▶ What you need to do:
Carry over every entry exactly as written, though not the pictures it contains.

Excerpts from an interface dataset
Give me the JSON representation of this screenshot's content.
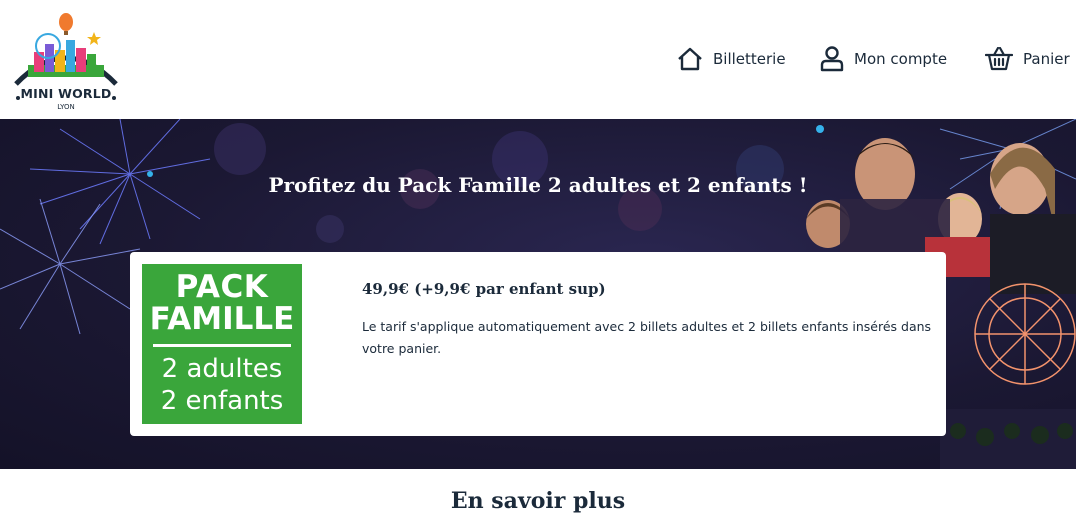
{
  "logo": {
    "name": "MINI WORLD",
    "city": "LYON"
  },
  "nav": [
    {
      "label": "Billetterie",
      "icon": "home-icon"
    },
    {
      "label": "Mon compte",
      "icon": "user-icon"
    },
    {
      "label": "Panier",
      "icon": "basket-icon"
    }
  ],
  "banner": {
    "title": "Profitez du Pack Famille 2 adultes et 2 enfants !"
  },
  "offer": {
    "badge": {
      "line1": "PACK",
      "line2": "FAMILLE",
      "line3": "2 adultes",
      "line4": "2 enfants"
    },
    "price": "49,9€ (+9,9€ par enfant sup)",
    "description": "Le tarif s'applique automatiquement avec 2 billets adultes et 2 billets enfants insérés dans votre panier."
  },
  "section": {
    "title": "En savoir plus"
  },
  "colors": {
    "text": "#1b2a3a",
    "banner_bg": "#1b1833",
    "badge_green": "#3aa63b",
    "card_bg": "#ffffff"
  }
}
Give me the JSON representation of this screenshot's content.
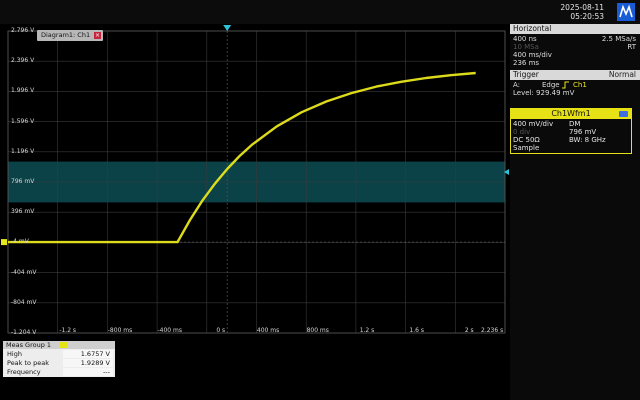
{
  "clock": {
    "date": "2025-08-11",
    "time": "05:20:53"
  },
  "diagram": {
    "tab_label": "Diagram1: Ch1"
  },
  "y_axis": {
    "ticks": [
      {
        "label": "2.796 V",
        "value": 2.796
      },
      {
        "label": "2.396 V",
        "value": 2.396
      },
      {
        "label": "1.996 V",
        "value": 1.996
      },
      {
        "label": "1.596 V",
        "value": 1.596
      },
      {
        "label": "1.196 V",
        "value": 1.196
      },
      {
        "label": "796 mV",
        "value": 0.796
      },
      {
        "label": "396 mV",
        "value": 0.396
      },
      {
        "label": "-4 mV",
        "value": -0.004
      },
      {
        "label": "-404 mV",
        "value": -0.404
      },
      {
        "label": "-804 mV",
        "value": -0.804
      },
      {
        "label": "-1.204 V",
        "value": -1.204
      }
    ],
    "range": [
      -1.204,
      2.796
    ]
  },
  "x_axis": {
    "ticks": [
      {
        "label": "-1.2 s",
        "value": -1.2
      },
      {
        "label": "-800 ms",
        "value": -0.8
      },
      {
        "label": "-400 ms",
        "value": -0.4
      },
      {
        "label": "0 s",
        "value": 0
      },
      {
        "label": "400 ms",
        "value": 0.4
      },
      {
        "label": "800 ms",
        "value": 0.8
      },
      {
        "label": "1.2 s",
        "value": 1.2
      },
      {
        "label": "1.6 s",
        "value": 1.6
      },
      {
        "label": "2 s",
        "value": 2.0
      },
      {
        "label": "2.236 s",
        "value": 2.236
      }
    ],
    "range": [
      -1.764,
      2.236
    ]
  },
  "horizontal": {
    "title": "Horizontal",
    "rows": [
      {
        "left": "400 ns",
        "right": "2.5 MSa/s",
        "dim": false
      },
      {
        "left": "10 MSa",
        "right": "RT",
        "dim": true
      },
      {
        "left": "400 ms/div",
        "right": "",
        "dim": false
      },
      {
        "left": "236 ms",
        "right": "",
        "dim": false
      }
    ]
  },
  "trigger": {
    "title": "Trigger",
    "mode": "Normal",
    "source_prefix": "A:",
    "type": "Edge",
    "channel": "Ch1",
    "level": "Level: 929.49 mV"
  },
  "channel": {
    "title": "Ch1Wfm1",
    "rows": [
      {
        "left": "400 mV/div",
        "right": "DM"
      },
      {
        "left": "0 div",
        "right": "796 mV"
      },
      {
        "left": "DC 50Ω",
        "right": "BW: 8 GHz"
      },
      {
        "left": "Sample",
        "right": ""
      }
    ]
  },
  "measurements": {
    "title": "Meas Group 1",
    "rows": [
      {
        "label": "High",
        "value": "1.6757 V"
      },
      {
        "label": "Peak to peak",
        "value": "1.9289 V"
      },
      {
        "label": "Frequency",
        "value": "---"
      }
    ]
  },
  "chart_data": {
    "type": "line",
    "series": [
      {
        "x": [
          -1.764,
          -0.4,
          -0.3,
          -0.2,
          -0.1,
          0,
          0.1,
          0.2,
          0.4,
          0.6,
          0.8,
          1.0,
          1.2,
          1.4,
          1.6,
          1.8,
          2.0
        ],
        "y": [
          0,
          0,
          0.292,
          0.548,
          0.772,
          0.968,
          1.14,
          1.29,
          1.534,
          1.721,
          1.864,
          1.974,
          2.059,
          2.123,
          2.173,
          2.211,
          2.24
        ]
      }
    ],
    "ylim": [
      -1.204,
      2.796
    ],
    "xlim": [
      -1.764,
      2.236
    ],
    "reference_band": [
      0.526,
      1.066
    ],
    "trigger_level": 0.929,
    "colors": {
      "trace": "#e8e61c",
      "band": "#0d4d55",
      "grid": "#3a3a3a"
    }
  }
}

▶ Answer box:
Give me the JSON representation of this screenshot's content.
{
  "logo": {
    "name": "MINI WORLD",
    "city": "LYON"
  },
  "nav": [
    {
      "label": "Billetterie",
      "icon": "home-icon"
    },
    {
      "label": "Mon compte",
      "icon": "user-icon"
    },
    {
      "label": "Panier",
      "icon": "basket-icon"
    }
  ],
  "banner": {
    "title": "Profitez du Pack Famille 2 adultes et 2 enfants !"
  },
  "offer": {
    "badge": {
      "line1": "PACK",
      "line2": "FAMILLE",
      "line3": "2 adultes",
      "line4": "2 enfants"
    },
    "price": "49,9€ (+9,9€ par enfant sup)",
    "description": "Le tarif s'applique automatiquement avec 2 billets adultes et 2 billets enfants insérés dans votre panier."
  },
  "section": {
    "title": "En savoir plus"
  },
  "colors": {
    "text": "#1b2a3a",
    "banner_bg": "#1b1833",
    "badge_green": "#3aa63b",
    "card_bg": "#ffffff"
  }
}
Give me the JSON representation of this screenshot's content.
{
  "clock": {
    "date": "2025-08-11",
    "time": "05:20:53"
  },
  "diagram": {
    "tab_label": "Diagram1: Ch1"
  },
  "y_axis": {
    "ticks": [
      {
        "label": "2.796 V",
        "value": 2.796
      },
      {
        "label": "2.396 V",
        "value": 2.396
      },
      {
        "label": "1.996 V",
        "value": 1.996
      },
      {
        "label": "1.596 V",
        "value": 1.596
      },
      {
        "label": "1.196 V",
        "value": 1.196
      },
      {
        "label": "796 mV",
        "value": 0.796
      },
      {
        "label": "396 mV",
        "value": 0.396
      },
      {
        "label": "-4 mV",
        "value": -0.004
      },
      {
        "label": "-404 mV",
        "value": -0.404
      },
      {
        "label": "-804 mV",
        "value": -0.804
      },
      {
        "label": "-1.204 V",
        "value": -1.204
      }
    ],
    "range": [
      -1.204,
      2.796
    ]
  },
  "x_axis": {
    "ticks": [
      {
        "label": "-1.2 s",
        "value": -1.2
      },
      {
        "label": "-800 ms",
        "value": -0.8
      },
      {
        "label": "-400 ms",
        "value": -0.4
      },
      {
        "label": "0 s",
        "value": 0
      },
      {
        "label": "400 ms",
        "value": 0.4
      },
      {
        "label": "800 ms",
        "value": 0.8
      },
      {
        "label": "1.2 s",
        "value": 1.2
      },
      {
        "label": "1.6 s",
        "value": 1.6
      },
      {
        "label": "2 s",
        "value": 2.0
      },
      {
        "label": "2.236 s",
        "value": 2.236
      }
    ],
    "range": [
      -1.764,
      2.236
    ]
  },
  "horizontal": {
    "title": "Horizontal",
    "rows": [
      {
        "left": "400 ns",
        "right": "2.5 MSa/s",
        "dim": false
      },
      {
        "left": "10 MSa",
        "right": "RT",
        "dim": true
      },
      {
        "left": "400 ms/div",
        "right": "",
        "dim": false
      },
      {
        "left": "236 ms",
        "right": "",
        "dim": false
      }
    ]
  },
  "trigger": {
    "title": "Trigger",
    "mode": "Normal",
    "source_prefix": "A:",
    "type": "Edge",
    "channel": "Ch1",
    "level": "Level: 929.49 mV"
  },
  "channel": {
    "title": "Ch1Wfm1",
    "rows": [
      {
        "left": "400 mV/div",
        "right": "DM"
      },
      {
        "left": "0 div",
        "right": "796 mV"
      },
      {
        "left": "DC 50Ω",
        "right": "BW: 8 GHz"
      },
      {
        "left": "Sample",
        "right": ""
      }
    ]
  },
  "measurements": {
    "title": "Meas Group 1",
    "rows": [
      {
        "label": "High",
        "value": "1.6757 V"
      },
      {
        "label": "Peak to peak",
        "value": "1.9289 V"
      },
      {
        "label": "Frequency",
        "value": "---"
      }
    ]
  },
  "chart_data": {
    "type": "line",
    "series": [
      {
        "x": [
          -1.764,
          -0.4,
          -0.3,
          -0.2,
          -0.1,
          0,
          0.1,
          0.2,
          0.4,
          0.6,
          0.8,
          1.0,
          1.2,
          1.4,
          1.6,
          1.8,
          2.0
        ],
        "y": [
          0,
          0,
          0.292,
          0.548,
          0.772,
          0.968,
          1.14,
          1.29,
          1.534,
          1.721,
          1.864,
          1.974,
          2.059,
          2.123,
          2.173,
          2.211,
          2.24
        ]
      }
    ],
    "ylim": [
      -1.204,
      2.796
    ],
    "xlim": [
      -1.764,
      2.236
    ],
    "reference_band": [
      0.526,
      1.066
    ],
    "trigger_level": 0.929,
    "colors": {
      "trace": "#e8e61c",
      "band": "#0d4d55",
      "grid": "#3a3a3a"
    }
  }
}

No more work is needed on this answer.